While making these liqueur requires minimal effort, it does require planning, as liqueur does take some time to transform itself. Purim is the 7th and 8th of March, so I recommend starting your liquors now and let them sit as they infuse.
Hopefully, you’ll keep a bottle of each liqueur for yourself. Limoncello makes a nice aperitif, but try either liqueur as an after-dinner digestif. In baking, try adding a shot glass worth of either liquor to chocolate cake batter. Of course, you can always drizzle either over ice cream, or add the coffee liqueur to a cozy hot cocoa one of these chilly winter afternoons.
Or marinate chicken in a couple of tablespoons of limoncello, crushed garlic, salt and pepper, olive oil, and herb of choice: basil, thyme, or rosemary. Then roast the chicken. Limoncello gives the chicken a zing, as Grandma used to say.
Yield: approx. 3 liters – 12 cups
Limoncello is that made with the lemon rind only, so it’s important to use non-sprayed or organic lemons. If you can get a few fresh green lemon lime leaves to throw in, even better. Limoncello keeps forever, just getting more mellow with time. I make some every year, giving away the batch from the previous year because it’s the smoothest.
3 cups water
6 cups medium-quality vodka*
3 cups sugar

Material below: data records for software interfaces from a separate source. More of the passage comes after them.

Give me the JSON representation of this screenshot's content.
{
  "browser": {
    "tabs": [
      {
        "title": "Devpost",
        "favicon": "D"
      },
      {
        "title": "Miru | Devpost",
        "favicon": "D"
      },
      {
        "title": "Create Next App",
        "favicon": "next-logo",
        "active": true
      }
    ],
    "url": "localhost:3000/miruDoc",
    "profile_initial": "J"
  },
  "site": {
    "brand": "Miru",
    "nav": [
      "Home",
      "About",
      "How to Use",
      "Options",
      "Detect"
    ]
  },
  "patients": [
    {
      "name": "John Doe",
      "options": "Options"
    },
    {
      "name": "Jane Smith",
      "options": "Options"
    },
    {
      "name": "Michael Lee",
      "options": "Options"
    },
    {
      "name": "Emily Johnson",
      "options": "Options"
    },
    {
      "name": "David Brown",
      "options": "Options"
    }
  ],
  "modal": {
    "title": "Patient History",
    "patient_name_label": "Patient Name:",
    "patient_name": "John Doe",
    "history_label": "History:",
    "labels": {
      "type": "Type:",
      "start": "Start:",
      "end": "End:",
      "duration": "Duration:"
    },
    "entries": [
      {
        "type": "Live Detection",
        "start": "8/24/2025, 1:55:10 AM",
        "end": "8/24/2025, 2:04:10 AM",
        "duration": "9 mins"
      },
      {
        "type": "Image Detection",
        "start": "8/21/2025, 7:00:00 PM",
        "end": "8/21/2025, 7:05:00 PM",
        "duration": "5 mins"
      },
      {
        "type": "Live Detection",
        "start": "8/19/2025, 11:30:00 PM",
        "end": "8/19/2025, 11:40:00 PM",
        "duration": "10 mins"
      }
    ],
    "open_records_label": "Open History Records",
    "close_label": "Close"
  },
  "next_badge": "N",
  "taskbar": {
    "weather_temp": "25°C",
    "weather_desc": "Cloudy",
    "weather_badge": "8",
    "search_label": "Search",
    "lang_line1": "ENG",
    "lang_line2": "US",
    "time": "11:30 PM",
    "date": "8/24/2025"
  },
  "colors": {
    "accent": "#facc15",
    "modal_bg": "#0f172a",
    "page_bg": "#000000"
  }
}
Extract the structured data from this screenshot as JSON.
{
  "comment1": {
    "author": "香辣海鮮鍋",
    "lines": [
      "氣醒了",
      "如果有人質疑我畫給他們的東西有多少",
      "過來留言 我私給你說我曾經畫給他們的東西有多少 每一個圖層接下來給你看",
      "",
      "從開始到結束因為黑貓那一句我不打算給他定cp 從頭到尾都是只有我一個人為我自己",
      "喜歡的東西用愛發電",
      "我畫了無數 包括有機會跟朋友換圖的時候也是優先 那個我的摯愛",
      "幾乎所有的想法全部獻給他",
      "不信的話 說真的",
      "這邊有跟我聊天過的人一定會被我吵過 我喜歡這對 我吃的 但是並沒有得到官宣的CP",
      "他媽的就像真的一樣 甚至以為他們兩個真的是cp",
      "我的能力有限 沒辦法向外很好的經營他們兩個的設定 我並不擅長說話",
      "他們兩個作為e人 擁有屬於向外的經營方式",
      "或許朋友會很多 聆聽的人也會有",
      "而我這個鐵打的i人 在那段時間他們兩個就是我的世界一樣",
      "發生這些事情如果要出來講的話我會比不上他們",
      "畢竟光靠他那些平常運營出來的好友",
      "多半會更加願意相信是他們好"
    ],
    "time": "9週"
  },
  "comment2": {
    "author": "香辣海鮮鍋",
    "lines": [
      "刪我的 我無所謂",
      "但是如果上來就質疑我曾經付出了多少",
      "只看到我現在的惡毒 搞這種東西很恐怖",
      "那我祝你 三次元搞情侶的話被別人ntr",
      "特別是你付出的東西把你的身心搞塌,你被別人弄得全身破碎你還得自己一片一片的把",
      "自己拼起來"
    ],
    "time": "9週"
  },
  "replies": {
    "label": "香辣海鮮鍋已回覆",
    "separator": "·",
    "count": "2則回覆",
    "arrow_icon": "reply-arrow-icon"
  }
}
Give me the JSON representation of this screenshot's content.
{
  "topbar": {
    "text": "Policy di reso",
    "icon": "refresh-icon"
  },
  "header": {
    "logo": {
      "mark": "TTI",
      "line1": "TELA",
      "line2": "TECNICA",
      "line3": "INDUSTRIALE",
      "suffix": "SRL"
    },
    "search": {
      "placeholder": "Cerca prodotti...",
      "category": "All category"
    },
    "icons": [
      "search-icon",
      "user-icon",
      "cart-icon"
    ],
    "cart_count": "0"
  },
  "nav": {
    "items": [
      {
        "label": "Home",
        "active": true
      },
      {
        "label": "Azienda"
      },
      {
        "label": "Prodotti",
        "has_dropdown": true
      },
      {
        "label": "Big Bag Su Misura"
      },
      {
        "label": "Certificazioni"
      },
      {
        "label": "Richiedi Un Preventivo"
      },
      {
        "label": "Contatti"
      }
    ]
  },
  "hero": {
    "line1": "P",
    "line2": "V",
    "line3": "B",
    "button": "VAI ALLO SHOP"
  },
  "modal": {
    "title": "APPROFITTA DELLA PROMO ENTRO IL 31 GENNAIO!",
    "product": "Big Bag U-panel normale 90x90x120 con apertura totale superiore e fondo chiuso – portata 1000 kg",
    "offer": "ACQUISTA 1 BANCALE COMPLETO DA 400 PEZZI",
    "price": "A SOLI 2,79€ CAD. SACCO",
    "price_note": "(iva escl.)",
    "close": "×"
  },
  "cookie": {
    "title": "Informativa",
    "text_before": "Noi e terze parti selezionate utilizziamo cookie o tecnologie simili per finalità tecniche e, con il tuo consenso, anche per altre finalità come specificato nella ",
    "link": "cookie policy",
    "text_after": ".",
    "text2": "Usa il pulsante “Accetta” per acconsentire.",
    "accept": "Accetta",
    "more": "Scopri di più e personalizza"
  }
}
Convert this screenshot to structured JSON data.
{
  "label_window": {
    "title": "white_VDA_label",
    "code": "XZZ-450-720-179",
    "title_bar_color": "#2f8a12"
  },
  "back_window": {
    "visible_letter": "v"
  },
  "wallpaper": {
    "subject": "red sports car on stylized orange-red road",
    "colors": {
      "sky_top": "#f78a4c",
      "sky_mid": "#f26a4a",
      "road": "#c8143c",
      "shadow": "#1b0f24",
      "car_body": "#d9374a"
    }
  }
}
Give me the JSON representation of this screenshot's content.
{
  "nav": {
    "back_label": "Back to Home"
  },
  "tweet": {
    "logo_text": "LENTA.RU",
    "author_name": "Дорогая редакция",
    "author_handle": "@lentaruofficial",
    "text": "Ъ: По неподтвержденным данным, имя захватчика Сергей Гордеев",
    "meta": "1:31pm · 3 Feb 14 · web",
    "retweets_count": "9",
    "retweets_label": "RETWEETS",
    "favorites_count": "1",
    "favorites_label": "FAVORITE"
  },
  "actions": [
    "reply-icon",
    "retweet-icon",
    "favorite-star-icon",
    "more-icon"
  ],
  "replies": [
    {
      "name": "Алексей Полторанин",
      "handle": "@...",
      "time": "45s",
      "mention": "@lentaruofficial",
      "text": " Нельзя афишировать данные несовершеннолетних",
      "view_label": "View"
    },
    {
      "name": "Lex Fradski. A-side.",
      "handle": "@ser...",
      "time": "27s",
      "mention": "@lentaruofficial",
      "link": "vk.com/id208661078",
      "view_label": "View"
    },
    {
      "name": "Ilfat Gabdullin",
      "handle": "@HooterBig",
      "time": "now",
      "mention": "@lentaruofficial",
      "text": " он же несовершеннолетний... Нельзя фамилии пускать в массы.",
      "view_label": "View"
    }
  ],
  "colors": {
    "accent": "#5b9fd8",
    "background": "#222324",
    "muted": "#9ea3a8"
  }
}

1) Peel the lemons, avoiding the white pith.
2) Put the peels and lemon leaves (if you wish to include them) in your jar: pour the vodka over them.
3) Cover jar tightly, store in a dark, cool place, and allow peels to steep 2 weeks. If the lemons become faded and brittle before 2 weeks, proceed to the next step without waiting.
4) Make a syrup of the water and the sugar by simmering them together for 5 minutes. Cool the syrup and add it to the jar.
5) Allow infusion to steep another 10 days - 2 weeks.
6) Strain into a clean jar. A piece of cheesecloth works well, and so does a never-used, rinsed nylon stocking. Decant your liqueur into bottles, using a funnel. Cap tightly.
Drink limoncello well chilled. It will hold for up to 2 years.
*The cheapest ones are too raw, while the most expensive have too much character. You want the flavoring to dominate in a liqueur, not the vodka.
Yield: about 10 cups
Your coffee base may be made out of instant granules, but for the richest flavor, go to a little extra trouble and make some fine, freshly-brewed coffee.
4 cups coffee, hot
2 1/2 cups brown sugar
4 cups vodka
1 vanilla bean, split in half
1) Add the sugar to hot coffee, and mix until dissolved. Allow to cool and transfer to a jar. Add the vodka and vanilla bean and close tightly.
2) Start tasting the liqueur after 2 weeks; wait up to 4 weeks, tasting as you go along. Strain it into bottles when you are satisfied with the taste and smoothness. Coffee liqueur lasts a year.